# Thread: Sum of geometric number of exponentially distributed random variables

1. ## Sum of geometric number of exponentially distributed random variables

Hello, I am having difficulty approaching this problem:

Assume that K, Z_1, Z_2, ... are independent.
Let K be geometrically distributed with parameter success = p, failure = q.

Let Z_1, Z_2, ... be iid exponentially distributed random variables with parameter (lambda).

Find the cdf of Z_1 + Z_2 + ... + Z_K

I think there is some relation to the Gamma function here, but I'm not quite sure how...

Any help would be greatly appreciated, thanks in advance!

2. Use the MGF of your sum and obtain a double expectation, where you condition on K.
But I need to know how you write your exponentials and also the geometric.

3. Hmm, I guess I am still kind of confused about how the MGF and double expectation are used.

Here is more detail:

P(K = k) = q^(k-1) * p , k >= 1

f(z) =
(lambda)*exp(-(lambda)x) , x >= 0
0, otherwise

Thanks!

4. $\displaystyle M(t) =E(e^{Z_1 + Z_2 + ... + Z_K})=E(E(e^{Z_1 + Z_2 + ... + Z_K})|K)$

5. I'm sorry, I don't quite understand how that allows me to get the cumulative distribution function...

A stupid question: how would I evaluate that double expectation?

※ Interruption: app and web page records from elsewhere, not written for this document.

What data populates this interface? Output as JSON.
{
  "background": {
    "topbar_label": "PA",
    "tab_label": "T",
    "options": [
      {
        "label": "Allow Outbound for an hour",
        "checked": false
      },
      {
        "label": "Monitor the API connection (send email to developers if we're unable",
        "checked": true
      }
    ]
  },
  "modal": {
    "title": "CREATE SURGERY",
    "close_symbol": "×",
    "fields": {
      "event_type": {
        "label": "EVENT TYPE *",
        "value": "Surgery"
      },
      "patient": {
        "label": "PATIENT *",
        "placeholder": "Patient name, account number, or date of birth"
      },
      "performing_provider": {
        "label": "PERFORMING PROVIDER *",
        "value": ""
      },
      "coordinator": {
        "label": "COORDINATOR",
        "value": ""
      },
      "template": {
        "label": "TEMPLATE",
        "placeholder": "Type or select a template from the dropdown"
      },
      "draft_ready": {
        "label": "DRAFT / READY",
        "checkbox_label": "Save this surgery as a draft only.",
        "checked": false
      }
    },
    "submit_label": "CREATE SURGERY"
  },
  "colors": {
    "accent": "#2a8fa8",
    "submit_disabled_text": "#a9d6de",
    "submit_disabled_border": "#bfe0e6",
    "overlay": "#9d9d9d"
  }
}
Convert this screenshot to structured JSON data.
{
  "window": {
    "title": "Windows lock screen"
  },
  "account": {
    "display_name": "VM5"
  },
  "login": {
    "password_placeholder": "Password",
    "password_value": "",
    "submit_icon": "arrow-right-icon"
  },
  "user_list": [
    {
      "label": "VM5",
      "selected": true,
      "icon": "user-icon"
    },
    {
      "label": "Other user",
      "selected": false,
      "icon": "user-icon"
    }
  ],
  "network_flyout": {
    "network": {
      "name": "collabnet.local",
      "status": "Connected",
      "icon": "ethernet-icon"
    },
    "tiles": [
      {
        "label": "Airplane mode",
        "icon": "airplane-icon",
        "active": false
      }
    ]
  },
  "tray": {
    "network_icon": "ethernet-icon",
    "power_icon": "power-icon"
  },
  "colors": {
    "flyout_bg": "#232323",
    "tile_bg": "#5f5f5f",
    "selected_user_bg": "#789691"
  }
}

6. So, treat K as a constant.
You must know that the sum of iid exponetials is a Gamma.
So plug in that MGF and then get the expectation wrt K.